An entry in a test protocol is basically quite similar to an entry in a bug tracker, but there are some differences. The only “information fields” are a classification as "error", "warning", "other" or "positive", the issue text and images.
Despite the document look and feel, the entries are still stored in a structured format, which is very important for the subsequent use.
After completion of the test, this protocol might be edited somewhat, for example duplicate entries might be deleted, but very often the raw protocol from testing can be used directly. It should not be forgotten to summarize the test results in short key points ("totally unstable", "Feature XYZ blocked, but otherwise all right").
Now, the question is how to handle the results and what to do next, after the test is done.

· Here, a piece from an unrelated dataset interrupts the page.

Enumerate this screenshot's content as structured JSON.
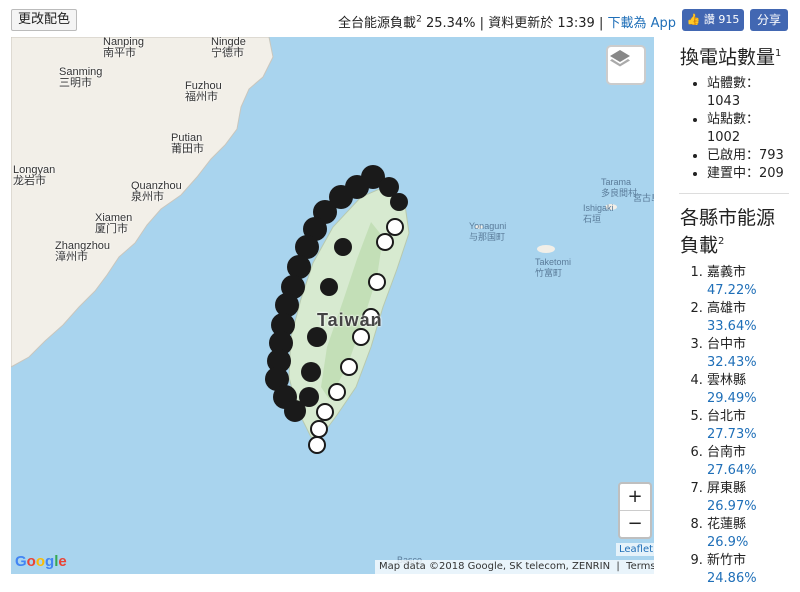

Initially it is a wonderful idea to communicate about the test results (Tester to developer, tester to project manager, tester to customer). The document format is useful for such purposes, because it is much more pleasant to read than an Excel spreadsheet or bug tracker entries. Newer versions of Quality Spy even allow presenting the results in a slides format that is similar to MS PowerPoint and is even more communication endorsing.
Of cause, now it’s the time to fix the issues. Quality Spy offers several options which make sense for different scenarios and organizational tastes:
• Integrated Workflow (“Lightweight Bug Tracking”)
• Export in a Bug Tracker
• Export as Document (RTF) e.g. for dispatch by E-Mail
• Publishing in WordPress-Blog
A very simple but effective workflow is integrated, which works with the status Accepted (AC) -> Fixed (FX) -> Checked (CK):
Quality Spy allows filtering the protocol by error type and status, which is already quite comfortable to work with.
The key concept is to handle and fix all issues in the test protocol “at once”. If this is done right, a lot of administration work can be saved compared to bug trackers, hence the attribute “Lightweight”. From my personal experience I can say that errors in a test protocol appear much less malicious and as a developer it makes even fun to fix them.
However, this approach also requires harsh discipline and sets certain requirements to the organization; I will explain this more in a separate article “Lightweight Bug Tracking".
Currently the export in a bug tracker is possible for Mantis BT (a famous open-source system), but more can be easily added via the plug-in model. As the bug tracker requires more information such as priority and error severity, this must be maintained before submitting it to the bug tracker, but this can be done by mass assignment, so that it doesn’t take too much effort. In the bug tracker, an accordingly more extensive workflow can be possibly carried out.
The RTF export is well suited if one works together with someone adhoc and uses neither a shared bug tracker nor Quality Spy as a common tool.
Furthermore it is also possible to publish the test protocol in a WordPress blog (using a Quality Spy plug-in). This is useful to increase the visibility of the test results, mainly for people who otherwise do not have or want the access to these test results. I will describe this topic also in a separate article.
This is really more than just a paper tiger, right? Now think about your status quo once again, I hope you have thought about it initially. What could test protocols change about it?
A test protocol is certainly not a wonder weapon, but for many users it has been proven as a solid workhorse.